(DATA)
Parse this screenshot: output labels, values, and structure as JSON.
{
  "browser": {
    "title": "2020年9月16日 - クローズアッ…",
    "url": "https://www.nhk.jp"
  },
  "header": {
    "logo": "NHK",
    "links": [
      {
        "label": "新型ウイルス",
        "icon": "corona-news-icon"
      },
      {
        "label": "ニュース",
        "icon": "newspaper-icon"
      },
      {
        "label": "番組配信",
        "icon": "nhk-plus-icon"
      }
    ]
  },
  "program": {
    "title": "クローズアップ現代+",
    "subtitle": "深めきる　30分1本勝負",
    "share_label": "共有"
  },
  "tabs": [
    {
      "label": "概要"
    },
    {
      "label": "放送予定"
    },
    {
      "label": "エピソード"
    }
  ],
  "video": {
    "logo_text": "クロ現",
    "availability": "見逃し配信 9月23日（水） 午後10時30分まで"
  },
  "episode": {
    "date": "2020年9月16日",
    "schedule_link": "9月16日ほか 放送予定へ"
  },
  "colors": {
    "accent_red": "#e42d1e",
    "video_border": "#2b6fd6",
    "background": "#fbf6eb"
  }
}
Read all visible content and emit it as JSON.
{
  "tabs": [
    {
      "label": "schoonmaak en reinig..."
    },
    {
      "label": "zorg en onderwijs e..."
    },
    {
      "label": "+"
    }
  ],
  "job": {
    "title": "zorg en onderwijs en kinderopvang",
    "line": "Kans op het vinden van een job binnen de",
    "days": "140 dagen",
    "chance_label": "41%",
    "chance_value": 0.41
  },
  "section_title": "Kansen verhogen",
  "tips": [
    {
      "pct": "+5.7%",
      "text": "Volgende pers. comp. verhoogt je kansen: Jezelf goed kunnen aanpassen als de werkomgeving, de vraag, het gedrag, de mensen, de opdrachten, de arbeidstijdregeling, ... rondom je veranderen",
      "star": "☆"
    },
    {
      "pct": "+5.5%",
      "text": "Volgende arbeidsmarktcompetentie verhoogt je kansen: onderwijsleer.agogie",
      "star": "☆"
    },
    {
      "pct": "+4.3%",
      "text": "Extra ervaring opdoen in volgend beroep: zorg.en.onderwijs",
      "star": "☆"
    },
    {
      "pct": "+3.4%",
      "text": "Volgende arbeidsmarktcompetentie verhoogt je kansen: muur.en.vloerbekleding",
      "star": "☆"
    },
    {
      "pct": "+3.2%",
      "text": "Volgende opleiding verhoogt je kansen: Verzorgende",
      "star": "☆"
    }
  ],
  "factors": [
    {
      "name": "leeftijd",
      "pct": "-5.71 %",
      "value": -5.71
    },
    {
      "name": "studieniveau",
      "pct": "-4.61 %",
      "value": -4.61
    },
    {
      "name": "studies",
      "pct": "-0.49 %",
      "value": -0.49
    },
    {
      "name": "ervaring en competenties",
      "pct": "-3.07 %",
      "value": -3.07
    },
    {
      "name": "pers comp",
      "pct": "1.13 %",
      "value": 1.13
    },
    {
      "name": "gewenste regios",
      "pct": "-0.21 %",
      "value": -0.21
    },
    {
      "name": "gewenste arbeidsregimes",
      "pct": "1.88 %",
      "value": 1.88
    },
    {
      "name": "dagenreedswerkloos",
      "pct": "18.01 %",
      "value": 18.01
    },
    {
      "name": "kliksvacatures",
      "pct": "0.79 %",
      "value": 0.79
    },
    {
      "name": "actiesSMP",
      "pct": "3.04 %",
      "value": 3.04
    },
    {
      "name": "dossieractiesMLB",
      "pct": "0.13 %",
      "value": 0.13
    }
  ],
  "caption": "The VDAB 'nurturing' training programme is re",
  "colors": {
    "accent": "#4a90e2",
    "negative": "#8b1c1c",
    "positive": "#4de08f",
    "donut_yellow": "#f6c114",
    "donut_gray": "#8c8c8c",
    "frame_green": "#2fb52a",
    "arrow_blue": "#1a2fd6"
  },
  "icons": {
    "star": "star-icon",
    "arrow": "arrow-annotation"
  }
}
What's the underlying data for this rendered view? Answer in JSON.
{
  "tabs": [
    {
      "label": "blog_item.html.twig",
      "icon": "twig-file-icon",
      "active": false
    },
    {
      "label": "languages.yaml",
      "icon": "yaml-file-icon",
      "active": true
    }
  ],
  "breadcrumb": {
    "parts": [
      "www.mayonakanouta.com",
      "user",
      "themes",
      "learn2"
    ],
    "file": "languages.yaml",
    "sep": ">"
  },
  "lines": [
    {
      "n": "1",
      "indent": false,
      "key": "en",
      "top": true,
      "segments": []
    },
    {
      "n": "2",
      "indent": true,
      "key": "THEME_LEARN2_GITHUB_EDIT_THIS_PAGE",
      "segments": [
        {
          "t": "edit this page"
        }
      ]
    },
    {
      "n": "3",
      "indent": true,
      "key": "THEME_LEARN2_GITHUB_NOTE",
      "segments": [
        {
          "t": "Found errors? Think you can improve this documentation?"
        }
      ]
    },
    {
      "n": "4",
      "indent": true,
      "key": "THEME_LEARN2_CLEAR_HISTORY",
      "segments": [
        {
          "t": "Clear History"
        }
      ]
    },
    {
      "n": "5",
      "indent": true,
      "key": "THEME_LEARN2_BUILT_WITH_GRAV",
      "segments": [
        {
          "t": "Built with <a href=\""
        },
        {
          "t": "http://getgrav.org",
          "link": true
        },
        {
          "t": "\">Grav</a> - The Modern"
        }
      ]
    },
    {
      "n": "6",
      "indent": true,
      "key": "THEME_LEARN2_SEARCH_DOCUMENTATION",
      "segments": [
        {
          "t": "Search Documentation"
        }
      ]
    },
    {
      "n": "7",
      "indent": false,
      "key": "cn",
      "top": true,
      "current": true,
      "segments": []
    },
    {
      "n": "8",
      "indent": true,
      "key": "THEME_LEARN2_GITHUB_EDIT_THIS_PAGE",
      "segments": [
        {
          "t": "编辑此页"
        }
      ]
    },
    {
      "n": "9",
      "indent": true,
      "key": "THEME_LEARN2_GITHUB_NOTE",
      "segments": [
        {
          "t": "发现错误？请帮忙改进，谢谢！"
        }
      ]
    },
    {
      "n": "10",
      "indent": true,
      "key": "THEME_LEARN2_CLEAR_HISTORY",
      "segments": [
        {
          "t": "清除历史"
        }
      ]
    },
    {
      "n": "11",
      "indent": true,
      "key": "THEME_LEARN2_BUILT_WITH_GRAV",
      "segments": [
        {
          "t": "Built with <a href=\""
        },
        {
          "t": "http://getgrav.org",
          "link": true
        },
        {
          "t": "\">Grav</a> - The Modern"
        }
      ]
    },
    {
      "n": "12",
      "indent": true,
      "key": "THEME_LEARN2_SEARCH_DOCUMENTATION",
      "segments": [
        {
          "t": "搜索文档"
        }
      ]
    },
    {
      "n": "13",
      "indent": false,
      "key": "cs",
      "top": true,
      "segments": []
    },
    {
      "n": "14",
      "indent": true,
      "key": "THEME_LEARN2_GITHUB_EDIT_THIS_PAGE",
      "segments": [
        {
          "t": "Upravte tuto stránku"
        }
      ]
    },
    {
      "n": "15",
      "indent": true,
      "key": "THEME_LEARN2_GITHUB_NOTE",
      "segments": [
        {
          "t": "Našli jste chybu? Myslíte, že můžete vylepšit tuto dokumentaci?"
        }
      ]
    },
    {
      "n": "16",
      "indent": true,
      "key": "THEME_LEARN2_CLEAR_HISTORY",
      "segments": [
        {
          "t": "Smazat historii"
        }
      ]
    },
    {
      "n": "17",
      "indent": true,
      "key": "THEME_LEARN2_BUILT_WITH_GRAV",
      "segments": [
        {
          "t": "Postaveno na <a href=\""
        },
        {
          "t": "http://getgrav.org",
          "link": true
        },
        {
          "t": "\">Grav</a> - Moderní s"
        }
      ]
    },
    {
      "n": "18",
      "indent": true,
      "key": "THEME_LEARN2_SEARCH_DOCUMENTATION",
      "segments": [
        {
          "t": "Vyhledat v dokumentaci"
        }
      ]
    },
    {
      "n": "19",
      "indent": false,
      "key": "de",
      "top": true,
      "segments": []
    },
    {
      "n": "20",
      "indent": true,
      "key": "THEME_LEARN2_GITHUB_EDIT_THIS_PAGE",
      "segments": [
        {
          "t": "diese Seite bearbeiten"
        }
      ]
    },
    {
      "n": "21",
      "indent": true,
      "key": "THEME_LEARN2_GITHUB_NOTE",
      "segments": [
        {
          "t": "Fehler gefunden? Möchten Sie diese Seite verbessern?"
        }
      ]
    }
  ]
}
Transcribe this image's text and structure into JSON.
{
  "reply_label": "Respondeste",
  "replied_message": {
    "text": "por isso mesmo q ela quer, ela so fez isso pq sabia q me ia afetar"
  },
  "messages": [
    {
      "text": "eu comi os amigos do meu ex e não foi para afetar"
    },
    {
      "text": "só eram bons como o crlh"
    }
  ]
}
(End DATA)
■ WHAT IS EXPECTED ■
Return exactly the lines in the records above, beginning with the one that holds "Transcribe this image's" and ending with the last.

■ RESULT FOR THIS TASK ■
Transcribe this image's text and structure into JSON.
{
  "reply_label": "Respondeste",
  "replied_message": {
    "text": "por isso mesmo q ela quer, ela so fez isso pq sabia q me ia afetar"
  },
  "messages": [
    {
      "text": "eu comi os amigos do meu ex e não foi para afetar"
    },
    {
      "text": "só eram bons como o crlh"
    }
  ]
}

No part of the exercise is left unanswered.